=== Source data ===

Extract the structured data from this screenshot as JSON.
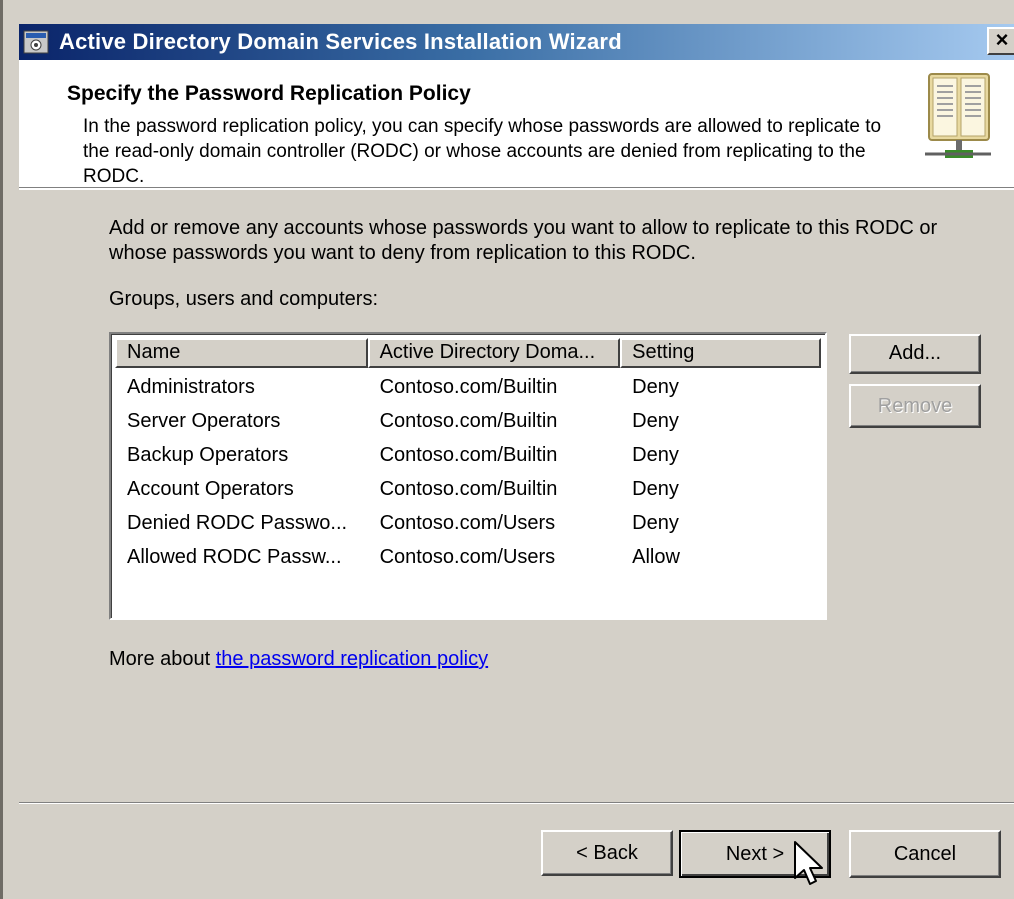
{
  "window": {
    "title": "Active Directory Domain Services Installation Wizard",
    "close_label": "×"
  },
  "header": {
    "title": "Specify the Password Replication Policy",
    "description": "In the password replication policy, you can specify whose passwords are allowed to replicate to the read-only domain controller (RODC) or whose accounts are denied from replicating to the RODC.",
    "icon": "book-icon"
  },
  "main": {
    "instructions": "Add or remove any accounts whose passwords you want to allow to replicate to this RODC or whose passwords you want to deny from replication to this RODC.",
    "groups_label": "Groups, users and computers:",
    "columns": [
      "Name",
      "Active Directory Doma...",
      "Setting"
    ],
    "rows": [
      {
        "name": "Administrators",
        "domain": "Contoso.com/Builtin",
        "setting": "Deny"
      },
      {
        "name": "Server Operators",
        "domain": "Contoso.com/Builtin",
        "setting": "Deny"
      },
      {
        "name": "Backup Operators",
        "domain": "Contoso.com/Builtin",
        "setting": "Deny"
      },
      {
        "name": "Account Operators",
        "domain": "Contoso.com/Builtin",
        "setting": "Deny"
      },
      {
        "name": "Denied RODC Passwo...",
        "domain": "Contoso.com/Users",
        "setting": "Deny"
      },
      {
        "name": "Allowed RODC Passw...",
        "domain": "Contoso.com/Users",
        "setting": "Allow"
      }
    ],
    "add_label": "Add...",
    "remove_label": "Remove",
    "more_about_prefix": "More about ",
    "more_about_link": "the password replication policy"
  },
  "footer": {
    "back_label": "< Back",
    "next_label": "Next >",
    "cancel_label": "Cancel"
  },
  "colors": {
    "title_gradient_start": "#0a246a",
    "title_gradient_end": "#a6caf0",
    "dialog_bg": "#d4d0c8",
    "link": "#0000ee"
  }
}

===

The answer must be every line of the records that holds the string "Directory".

    "title": "Active Directory Domain Services Installation Wizard",
      "Active Directory Doma...",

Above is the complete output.